energy output the energy a body is able to manifest in work or activity.
stroke output stroke volume.
urinary output the amount of urine secreted by the kidneys. See also fluid balance.

out·put

(owt'put),
The quantity produced, ejected, or excreted of a specific entity in a specified period of time or per unit of time, for example, urinary sodium output; the opposite of intake or input.

output

(out′po͝ot′)
n.
The amount produced, ejected, or excreted by an organism or part in a specified period of time.

output

Cardiac pacing
noun The electrical stimulus generated by a pulse generator and intended to trigger a depolarisation in the chamber of the heart being paced.

Cardiology
noun The volume of blood pumped through the heart in a given unit of time.

Informatics
noun Data produced by a computer in response to a command.

verb To transfer data regardless of format and type to a specific location—e.g., to another computer or peripheral device (e.g., a printer).
 
Lab medicine
noun The level of productivity of a clinical laboratory.

Medspeak
noun A thing produced—e.g., urinary output.

output

Cardiac pacing The electrical stimulus generated by a pulse generator and intended to trigger a depolarization in the chamber of the heart being paced. See Impulse Medicine A thing produced–eg, urinary output. See Basal acid output, Cardiac output, Maximum acid output, Peak acid, Standard output, Stimulated acid output Sexology See Put out.

out·put

(owt'put)
The quantity produced, ejected, or excreted of a specific entity in a specified period of time or per unit time, e.g., urinary sodium output.

out·put
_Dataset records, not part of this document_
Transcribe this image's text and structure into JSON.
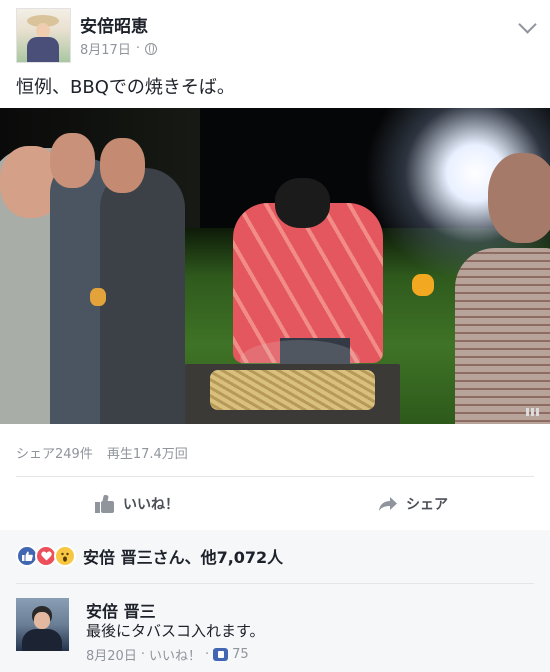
{
  "post": {
    "author": "安倍昭恵",
    "date": "8月17日",
    "separator": "·",
    "text": "恒例、BBQでの焼きそば。",
    "stats": {
      "shares": "シェア249件",
      "views": "再生17.4万回"
    }
  },
  "actions": {
    "like": "いいね！",
    "share": "シェア"
  },
  "reactions": {
    "types": [
      "like",
      "love",
      "wow"
    ],
    "summary": "安倍 晋三さん、他7,072人"
  },
  "comment": {
    "author": "安倍 晋三",
    "text": "最後にタバスコ入れます。",
    "date": "8月20日",
    "separator": "·",
    "like_label": "いいね！",
    "like_sep": "·",
    "like_count": "75"
  }
}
(owt'put)
The quantity produced, ejected, or excreted of a specific entity in a specified period of time or per unit time, e.g., urinary sodium output; the opposite of intake or input.
References in periodicals archive ?
Other regions of Mindanao, such as Zamboanga Peninsula, posted a 60.6-percent year-on-year output growth, while abaca production in Soccsksargen expanded by 42.5 percent.
Crude output increased mainly in Iraq, Saudi Arabia and Libya, while production mainly declined in Venezuela and Angola.
Rest of the study proceeds as follows: Section 2 highlights the existing literature on the measurement of the output gap with a special focus on real time data; Section 3 explains the methods of estimating the output gap and construction of vintages of real time data and quasi real time data; Section 4 presents and explains detailed empirical results; and Section 5 concludes the study.
Deveraux (1989) shows that uncertainty of output growth leads to increased inflation.
It possesses inductors both in input and output sections, so that the output current ripples are very small, leading to low output voltage ripple around 300 mV.
Petrobras is seeking to increase output at a time when maintenance and declining production from its most important fields is crimping financial results.
For LLDPE, output improvement depends on the comonomer.
This will boost capital formation to augment labor productivity and ultimately national output or GDP.
The new transistor achieves output power of 174W at 6GHz, the highest level of performance yet reported at this frequency.
The level of output that is at any time consistent with stable inflation is usually referred to as potential output.